But the biggie of last week’s scandal trifecta is the disclosure of the targeting of conservative groups by the IRS. Not only were groups with “tea party” or “patriot” in their names given the IRS version of waterboarding, but so were groups advocating for support of the Constitution and groups thought to be out of step with public policy. So much for First Amendment freedoms of speech and assembly.
The timing of the targeting is suspect since it occurred between the 2010 Tea Party revolution and the 2012 presidential election. The spin by administration supporters is that this is the handiwork of a few rogue agents. (A staffer in Cincinnati said they only operate on directives from headquarters.) However, in March 2012, seven Senate Democrats, including New York’s Chuck Schumer, asked the IRS to restrict the amount of money a tax-exempt organization can spend on political activities. Although they did not identify the targets by name or ideology, the senators warned that they will introduce legislation doing so if the IRS failed to act soon.
The IRS also targeted the pro-Israel group Z Street, alleging that it might be funding terrorism.
When asked about targeting in his appearance last week before Congress, out-going IRS commissioner Steven Miller asserted that targeting is not illegal. Really? Isn’t that profiling?
This administration — which wanted to restore the credibility of big government and claims to be the most transparent and ethical administration in history — is leading us into the Orwellian world of Big Brother where constitutional rights will no longer meaningfully exist.
New York Times columnist David Brooks got it right in his May 16 column about bad government: people who go into government not only have a tendency to want to control other people but also to control information. Brooks notes a “values problem” in the federal government: a “few or many agencies where the leaders don’t emphasize that workers need to check themselves, or risk losing what remains of the people’s trust.”

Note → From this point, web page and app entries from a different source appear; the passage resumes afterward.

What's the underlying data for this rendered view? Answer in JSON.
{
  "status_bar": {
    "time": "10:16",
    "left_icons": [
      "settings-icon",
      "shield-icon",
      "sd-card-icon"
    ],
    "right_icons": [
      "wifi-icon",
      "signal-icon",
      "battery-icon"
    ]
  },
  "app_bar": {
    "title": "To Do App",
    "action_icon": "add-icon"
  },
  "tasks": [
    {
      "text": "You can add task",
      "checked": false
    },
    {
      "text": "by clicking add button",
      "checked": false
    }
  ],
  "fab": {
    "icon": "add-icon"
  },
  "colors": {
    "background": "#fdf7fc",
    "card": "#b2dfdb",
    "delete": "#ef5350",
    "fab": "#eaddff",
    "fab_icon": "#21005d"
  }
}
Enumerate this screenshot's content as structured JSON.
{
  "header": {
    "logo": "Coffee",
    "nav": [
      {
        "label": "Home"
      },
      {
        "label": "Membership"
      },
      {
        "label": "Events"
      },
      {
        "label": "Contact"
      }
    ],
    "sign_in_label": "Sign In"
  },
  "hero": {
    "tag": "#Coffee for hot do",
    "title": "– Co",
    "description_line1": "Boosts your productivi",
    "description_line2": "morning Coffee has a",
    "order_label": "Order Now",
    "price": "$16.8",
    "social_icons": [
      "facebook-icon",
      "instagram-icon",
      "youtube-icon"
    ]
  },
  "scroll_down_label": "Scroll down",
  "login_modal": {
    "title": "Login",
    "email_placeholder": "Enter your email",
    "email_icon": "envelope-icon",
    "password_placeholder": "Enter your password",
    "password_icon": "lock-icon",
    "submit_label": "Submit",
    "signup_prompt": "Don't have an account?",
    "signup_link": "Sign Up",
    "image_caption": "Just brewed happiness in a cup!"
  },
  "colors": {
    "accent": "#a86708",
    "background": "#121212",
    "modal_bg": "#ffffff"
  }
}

In January, a Pew Research poll found that trust in the federal government was near a historic low, and for the first time, a majority (53 percent) says that the federal government threatens their personal rights and freedoms. The scandal trifecta will only make things worse.